Turkey on Thursday blamed Kurdish militants for a car bombing targeting a military convoy in Ankara that left 28 people dead, in an attack likely to further increase tensions in neighbouring Syria.
The massive car bomb struck five buses carrying military service personnel when it stopped at a red traffic light in the centre of the capital on Wednesday evening. Sixty-one people were wounded.
It was latest in a string of deadly strikes that have rocked Turkey since last summer and one of the deadliest assaults targeting the military in the NATO member state in recent years.
Also Thursday, at least six soldiers were killed in an attack on their convoy in southeastern Turkey blamed on Kurdish militants, security sources said.
Prime Minister Ahmet Davutoglu said the Ankara attack was carried out by operatives of the outlawed Kurdistan Workers' Party (PKK) in cooperation with the Syrian Kurdish People's Protection Units (YPG).
"It has with certainty been revealed that this attack was carried out by members of the terrorist organisation in Turkey in cooperation with a YPG member who infiltrated from Syria," Davutoglu told reporters.
"The attack has direct links with YPG."
He said the bomber was a Syrian national named Salih Necar and that nine people had been detained over the attack.
Davutoglu vowed to make the culprits "pay a price," saying Turkey would take any kind of measure on its border including self-defence.
Hours after the attack, Turkey's air force launched new strikes on PKK targets in northern Iraq, acting on intelligence that there were dozens of fighters including top rebel leaders in the area, the army said.
Davutoglu said 70 fighters had been killed in the strikes.
Turkey both considers both the PKK and YPG to be terror groups, in contrast to the United States which only classifies the PKK as a terror organisation and works closely with the YPG as an effective force fighting jihadists in Syria.
The attack struck the heart of power in the Turkish capital in an area where the headquarters of the army, the parliament and prime minister's offices are in close proximity.
Pictures showed that at least two of the vehicles had been reduced to burned out wrecks and the massive blast was heard from all over the city, causing panic among locals.
Police identified the bomber from fingerprints taken from refugees who crossed the border to escape the war in Syria, the strongly pro-government Yeni Safak and anti-government Sozcu daily said.
The YPG and its political wing the Democratic Union Party (PYD) deny being PKK branches and argue they have no interest in attacking Turkey.
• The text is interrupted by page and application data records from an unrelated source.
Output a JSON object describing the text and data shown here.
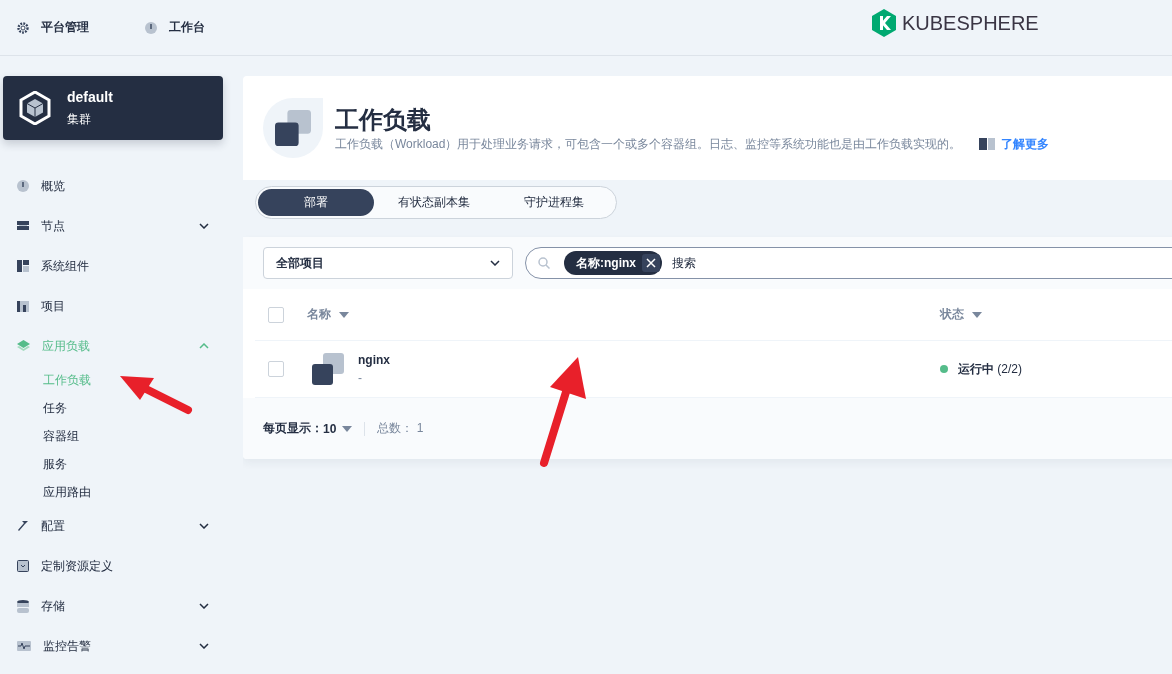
{
  "topbar": {
    "links": [
      {
        "label": "平台管理",
        "selected": false
      },
      {
        "label": "工作台",
        "selected": false
      }
    ],
    "logo": "KUBESPHERE"
  },
  "cluster": {
    "name": "default",
    "type": "集群"
  },
  "nav": [
    {
      "label": "概览",
      "selected": false
    },
    {
      "label": "节点",
      "selected": false,
      "expanded": false
    },
    {
      "label": "系统组件",
      "selected": false
    },
    {
      "label": "项目",
      "selected": false
    },
    {
      "label": "应用负载",
      "selected": true,
      "expanded": true,
      "children": [
        {
          "label": "工作负载",
          "selected": true
        },
        {
          "label": "任务",
          "selected": false
        },
        {
          "label": "容器组",
          "selected": false
        },
        {
          "label": "服务",
          "selected": false
        },
        {
          "label": "应用路由",
          "selected": false
        }
      ]
    },
    {
      "label": "配置",
      "selected": false,
      "expanded": false
    },
    {
      "label": "定制资源定义",
      "selected": false
    },
    {
      "label": "存储",
      "selected": false,
      "expanded": false
    },
    {
      "label": "监控告警",
      "selected": false,
      "expanded": false
    }
  ],
  "header": {
    "title": "工作负载",
    "description": "工作负载（Workload）用于处理业务请求，可包含一个或多个容器组。日志、监控等系统功能也是由工作负载实现的。",
    "link": "了解更多"
  },
  "tabs": [
    {
      "label": "部署",
      "selected": true
    },
    {
      "label": "有状态副本集",
      "selected": false
    },
    {
      "label": "守护进程集",
      "selected": false
    }
  ],
  "filter": {
    "project": "全部项目",
    "tag": "名称:nginx",
    "placeholder": "搜索"
  },
  "table": {
    "columns": [
      "名称",
      "状态"
    ],
    "all_checked": false,
    "rows": [
      {
        "checked": false,
        "name": "nginx",
        "description": "-",
        "status": "运行中",
        "replicas": "(2/2)",
        "color": "#55bc8a"
      }
    ]
  },
  "footer": {
    "page_size_label": "每页显示：",
    "page_size": "10",
    "total": "总数： 1"
  }
}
PYD head Saleh Muslim on Thursday denied any responsibility for the Ankara attack.
Turkey has for five consecutive days shelled Syrian Kurdish targets inside Syria, saying the military was responding to incoming fire.
Turkey fears the Syrian Kurds want to carve out a continuous autonomous region across the border in northern Syria stretching from the Iraqi border almost to the Mediterranean.
Ankara is concerned the Kurds will now take a "corridor" east of the flashpoint border town of Azaz -- currently still in control of rebels -- to link up two Kurdish-held areas.
The bombing prompted Davutoglu to scrap a planned trip to Brussels on Thursday to discuss Europe's migrant crisis. President Recep Tayyip Erdogan also shelved a trip to Azerbaijan.
The United States strongly condemned "the terrorist attack on Turkish military personnel and civilians" and reaffirmed US solidarity with its key NATO partner.
NATO chief Jens Stoltenberg also said the alliance strongly condemned the bombing, adding: "NATO allies stand shoulder to shoulder in the fight against terrorism."
The EU pledged to stand "with Turkey and its people in these difficult times".
Turkey has in the last months waged an all-out assault on the PKK, which has repeatedly attacked members of the security forces with roadside bombings on their convoys in the southeast.
The PKK launched an insurgency against the Turkish state in 1984, initially fighting for Kurdish independence although now more for greater autonomy and rights for the country's largest ethnic minority.
Ankara was already on alert after 103 people were killed on October 10 when two suicide bombers blew themselves up in a crowd of peace activists, the bloodiest attack in the country's modern history.
Eleven people, all German tourists, were also killed on January 16 when a suicide bomber blew himself up in the tourist heart of Turkey's biggest city, Istanbul.
Those attacks were blamed on IS group, as were two other deadly bombings in the country's Kurdish-dominated southeast earlier in the year.